Collins also is a co-coordinator of Antietam Workcamp, a camp of traveling volunteers, which is co-sponsored in Washington County this year by REACH and St. Mark's Episcopal Church in Lappans.

From July 22 through July 28, youth and adults from across the country will converge on Washington County to paint and make repairs to about 70 houses within 30 miles of Williamsport High School. The approximately 400 youths and adults will stay at the school during the workcamp.

In early April, Collins was busy trying to find between 90 and 100 potential fixer-uppers, from which the camp coordinators could pick 70 appropriate candidates.

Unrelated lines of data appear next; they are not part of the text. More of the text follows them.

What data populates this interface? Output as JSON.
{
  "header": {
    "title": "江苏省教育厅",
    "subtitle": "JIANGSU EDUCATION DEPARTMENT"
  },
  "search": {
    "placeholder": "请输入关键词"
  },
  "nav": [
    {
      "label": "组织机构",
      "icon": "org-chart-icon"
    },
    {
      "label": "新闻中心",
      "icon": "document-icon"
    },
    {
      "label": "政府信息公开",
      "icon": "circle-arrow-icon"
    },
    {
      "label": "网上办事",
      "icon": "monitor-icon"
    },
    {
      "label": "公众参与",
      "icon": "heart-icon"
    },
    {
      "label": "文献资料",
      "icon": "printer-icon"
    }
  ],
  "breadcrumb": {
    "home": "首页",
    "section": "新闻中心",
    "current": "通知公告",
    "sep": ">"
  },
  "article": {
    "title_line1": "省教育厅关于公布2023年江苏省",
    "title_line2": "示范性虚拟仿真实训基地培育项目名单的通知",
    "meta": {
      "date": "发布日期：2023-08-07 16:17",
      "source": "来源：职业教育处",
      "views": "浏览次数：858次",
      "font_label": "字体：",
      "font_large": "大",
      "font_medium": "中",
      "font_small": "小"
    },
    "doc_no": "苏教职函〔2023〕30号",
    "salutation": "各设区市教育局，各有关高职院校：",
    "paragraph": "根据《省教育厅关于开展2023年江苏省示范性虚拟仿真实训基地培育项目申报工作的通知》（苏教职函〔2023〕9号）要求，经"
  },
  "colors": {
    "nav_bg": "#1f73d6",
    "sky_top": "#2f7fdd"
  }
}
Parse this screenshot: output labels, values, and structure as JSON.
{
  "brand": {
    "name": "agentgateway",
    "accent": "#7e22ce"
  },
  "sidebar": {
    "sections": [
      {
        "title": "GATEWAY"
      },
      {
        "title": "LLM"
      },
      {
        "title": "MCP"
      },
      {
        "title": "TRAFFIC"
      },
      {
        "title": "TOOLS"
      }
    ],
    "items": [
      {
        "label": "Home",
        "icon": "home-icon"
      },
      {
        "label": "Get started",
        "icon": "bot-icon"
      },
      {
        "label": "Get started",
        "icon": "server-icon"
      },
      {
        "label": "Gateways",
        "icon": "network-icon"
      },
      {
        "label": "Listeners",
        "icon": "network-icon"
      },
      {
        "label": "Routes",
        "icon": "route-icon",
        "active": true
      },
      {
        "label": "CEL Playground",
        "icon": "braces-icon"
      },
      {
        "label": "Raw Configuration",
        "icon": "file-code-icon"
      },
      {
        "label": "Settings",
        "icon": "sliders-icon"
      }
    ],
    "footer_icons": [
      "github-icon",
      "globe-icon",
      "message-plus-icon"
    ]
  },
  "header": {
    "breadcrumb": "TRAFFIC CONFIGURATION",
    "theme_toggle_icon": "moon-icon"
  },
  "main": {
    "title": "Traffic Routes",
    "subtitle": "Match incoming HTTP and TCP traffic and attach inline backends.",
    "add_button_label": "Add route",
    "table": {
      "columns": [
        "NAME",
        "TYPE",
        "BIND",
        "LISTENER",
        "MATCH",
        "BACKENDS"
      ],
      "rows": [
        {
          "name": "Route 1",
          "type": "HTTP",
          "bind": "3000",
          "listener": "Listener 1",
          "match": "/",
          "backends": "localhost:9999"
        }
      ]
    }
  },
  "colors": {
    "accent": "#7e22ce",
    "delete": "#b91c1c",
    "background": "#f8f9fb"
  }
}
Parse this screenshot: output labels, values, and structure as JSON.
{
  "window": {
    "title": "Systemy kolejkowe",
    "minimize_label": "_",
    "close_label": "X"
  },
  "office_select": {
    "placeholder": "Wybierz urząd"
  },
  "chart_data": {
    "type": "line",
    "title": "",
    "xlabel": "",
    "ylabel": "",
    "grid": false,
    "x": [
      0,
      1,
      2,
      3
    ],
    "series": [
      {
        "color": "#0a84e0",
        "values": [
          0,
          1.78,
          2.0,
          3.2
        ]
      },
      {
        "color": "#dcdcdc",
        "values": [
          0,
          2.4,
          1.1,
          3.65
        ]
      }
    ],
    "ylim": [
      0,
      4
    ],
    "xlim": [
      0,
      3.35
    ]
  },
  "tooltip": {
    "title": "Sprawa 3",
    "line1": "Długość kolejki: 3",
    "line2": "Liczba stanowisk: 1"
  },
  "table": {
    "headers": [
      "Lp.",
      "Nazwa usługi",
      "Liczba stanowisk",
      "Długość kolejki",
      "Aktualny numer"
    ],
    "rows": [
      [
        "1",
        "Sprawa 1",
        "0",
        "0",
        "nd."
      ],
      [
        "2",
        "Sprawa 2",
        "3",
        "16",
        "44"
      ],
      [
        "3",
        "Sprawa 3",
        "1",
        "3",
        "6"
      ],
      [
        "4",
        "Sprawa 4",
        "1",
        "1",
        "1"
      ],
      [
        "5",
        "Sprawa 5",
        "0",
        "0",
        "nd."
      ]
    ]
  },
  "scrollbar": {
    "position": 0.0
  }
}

He and his wife have supported a 6-year-old Nicaraguan girl, Yorlene, through Compassion International, a Christian child-advocacy ministry, for the past four years.

Collins and his wife have five grown children, ages 25 to 32.




Q&A



Name: Kevin Collins

Hometown: Hagerstown

Occupation: Coordinator of services for REACH (Religious Effort to Assist and Care for the Homeless) and program director for REACH's "Faith In Action" program.

What was your proudest moment?: "The day I came to faith in Christ."

Whom do you most admire, and why?: "It's hard to pick a person this day and age that you admire - and I try not to. I have to think back to my religion and that would be Christ." Collins said, "When you realize the pain and suffering He went through ... It's more suffering than I could imagine anyone going through."

What is the best piece of advice you ever received and who gave it to you?: He said Hagerstown Church of the Nazarene Pastor Steve Johnson warned him to be careful not to take on too much. "Take a look and do the things that are important," he said.

What is the next goal you would like to achieve?: True retirement.

The Herald-Mail Articles
|
|
|